▶ WORK ITEM
Every record below should be printed exactly, except for the pictures.

((

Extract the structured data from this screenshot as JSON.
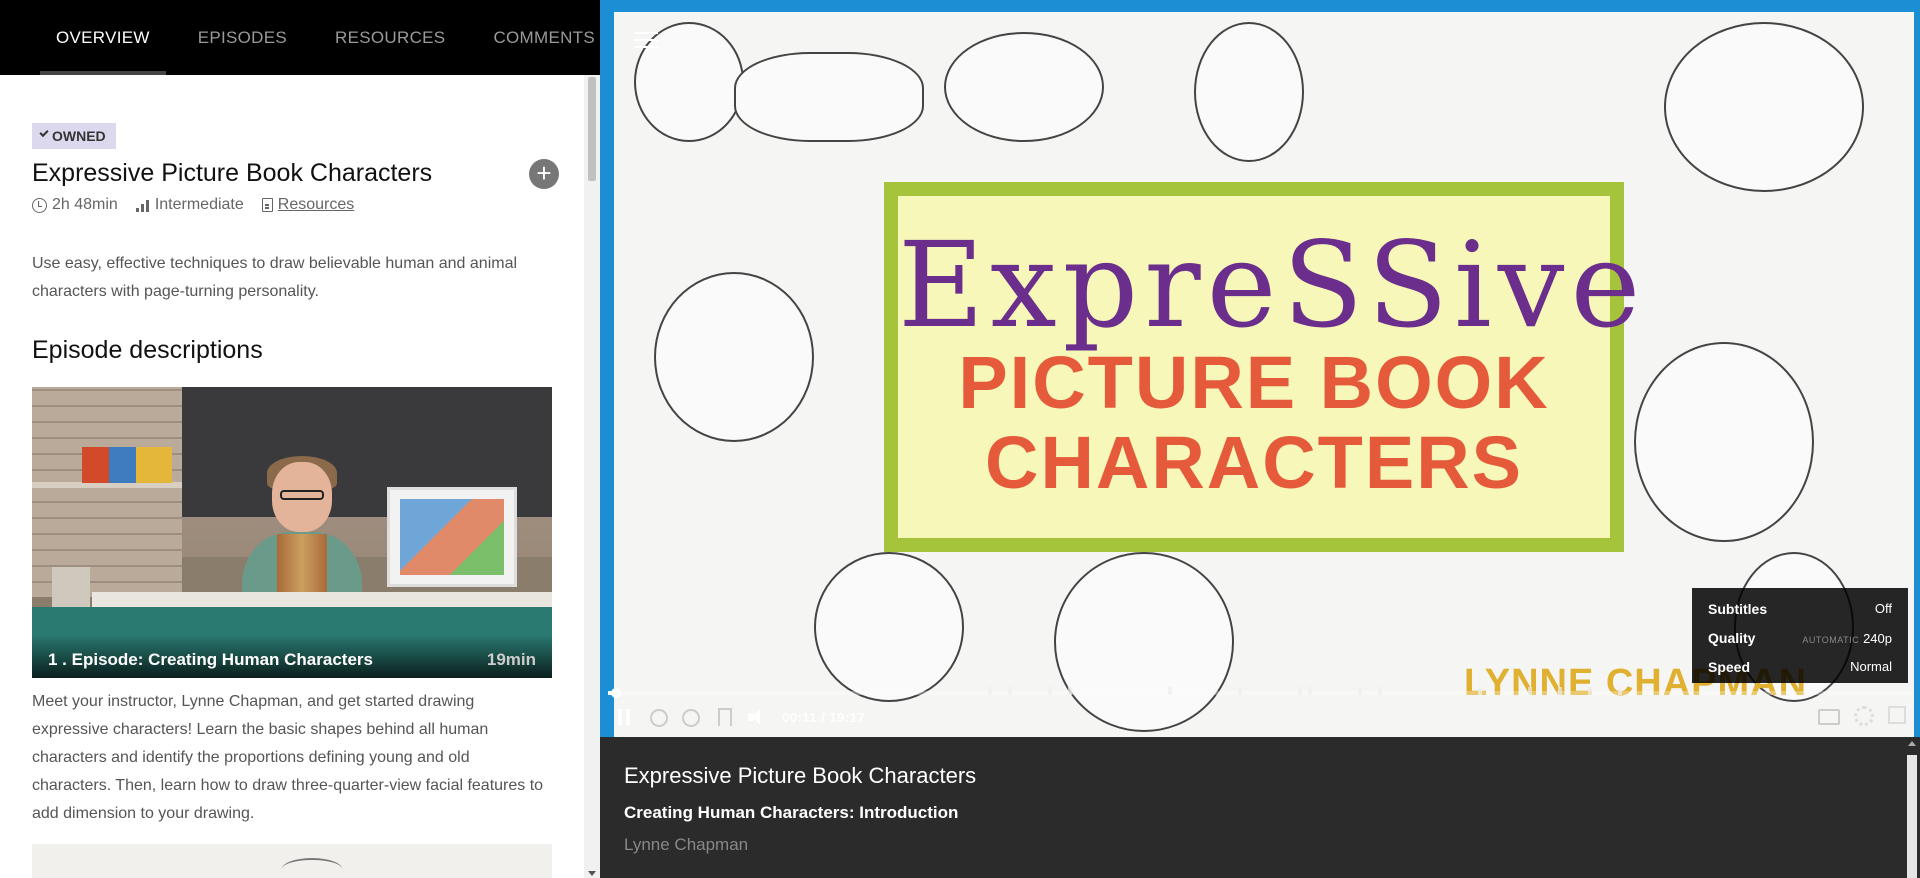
{
  "tabs": [
    {
      "label": "OVERVIEW",
      "active": true
    },
    {
      "label": "EPISODES",
      "active": false
    },
    {
      "label": "RESOURCES",
      "active": false
    },
    {
      "label": "COMMENTS",
      "active": false
    }
  ],
  "course": {
    "badge": "OWNED",
    "title": "Expressive Picture Book Characters",
    "duration": "2h 48min",
    "level": "Intermediate",
    "resources_link": "Resources",
    "add_icon": "plus-circle-icon",
    "description": "Use easy, effective techniques to draw believable human and animal characters with page-turning personality."
  },
  "episodes_section": {
    "heading": "Episode descriptions",
    "items": [
      {
        "title": "1 . Episode: Creating Human Characters",
        "duration": "19min",
        "description": "Meet your instructor, Lynne Chapman, and get started drawing expressive characters! Learn the basic shapes behind all human characters and identify the proportions defining young and old characters. Then, learn how to draw three-quarter-view facial features to add dimension to your drawing."
      }
    ]
  },
  "video": {
    "card_line1": "ExpreSSive",
    "card_line2": "PICTURE BOOK",
    "card_line3": "CHARACTERS",
    "author_mark": "LYNNE CHAPMAN",
    "progress_fraction": 0.0096,
    "current_time": "00:11",
    "total_time": "19:17",
    "time_separator": "/",
    "icons": [
      "pause-icon",
      "rewind-icon",
      "forward-icon",
      "bookmark-icon",
      "volume-icon",
      "cast-icon",
      "gear-icon",
      "fullscreen-icon",
      "menu-icon"
    ]
  },
  "settings": {
    "subtitles_label": "Subtitles",
    "subtitles_value": "Off",
    "quality_label": "Quality",
    "quality_mode": "AUTOMATIC",
    "quality_value": "240p",
    "speed_label": "Speed",
    "speed_value": "Normal"
  },
  "info": {
    "title": "Expressive Picture Book Characters",
    "subtitle": "Creating Human Characters: Introduction",
    "author": "Lynne Chapman"
  },
  "colors": {
    "accent_blue": "#1c8fd4",
    "card_green": "#a6c43b",
    "badge_bg": "#dcd8ee",
    "title_purple": "#6c2e8c",
    "title_red": "#e55a3a"
  }
}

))

▶ SOLUTION TO THIS TASK
Extract the structured data from this screenshot as JSON.
{
  "tabs": [
    {
      "label": "OVERVIEW",
      "active": true
    },
    {
      "label": "EPISODES",
      "active": false
    },
    {
      "label": "RESOURCES",
      "active": false
    },
    {
      "label": "COMMENTS",
      "active": false
    }
  ],
  "course": {
    "badge": "OWNED",
    "title": "Expressive Picture Book Characters",
    "duration": "2h 48min",
    "level": "Intermediate",
    "resources_link": "Resources",
    "add_icon": "plus-circle-icon",
    "description": "Use easy, effective techniques to draw believable human and animal characters with page-turning personality."
  },
  "episodes_section": {
    "heading": "Episode descriptions",
    "items": [
      {
        "title": "1 . Episode: Creating Human Characters",
        "duration": "19min",
        "description": "Meet your instructor, Lynne Chapman, and get started drawing expressive characters! Learn the basic shapes behind all human characters and identify the proportions defining young and old characters. Then, learn how to draw three-quarter-view facial features to add dimension to your drawing."
      }
    ]
  },
  "video": {
    "card_line1": "ExpreSSive",
    "card_line2": "PICTURE BOOK",
    "card_line3": "CHARACTERS",
    "author_mark": "LYNNE CHAPMAN",
    "progress_fraction": 0.0096,
    "current_time": "00:11",
    "total_time": "19:17",
    "time_separator": "/",
    "icons": [
      "pause-icon",
      "rewind-icon",
      "forward-icon",
      "bookmark-icon",
      "volume-icon",
      "cast-icon",
      "gear-icon",
      "fullscreen-icon",
      "menu-icon"
    ]
  },
  "settings": {
    "subtitles_label": "Subtitles",
    "subtitles_value": "Off",
    "quality_label": "Quality",
    "quality_mode": "AUTOMATIC",
    "quality_value": "240p",
    "speed_label": "Speed",
    "speed_value": "Normal"
  },
  "info": {
    "title": "Expressive Picture Book Characters",
    "subtitle": "Creating Human Characters: Introduction",
    "author": "Lynne Chapman"
  },
  "colors": {
    "accent_blue": "#1c8fd4",
    "card_green": "#a6c43b",
    "badge_bg": "#dcd8ee",
    "title_purple": "#6c2e8c",
    "title_red": "#e55a3a"
  }
}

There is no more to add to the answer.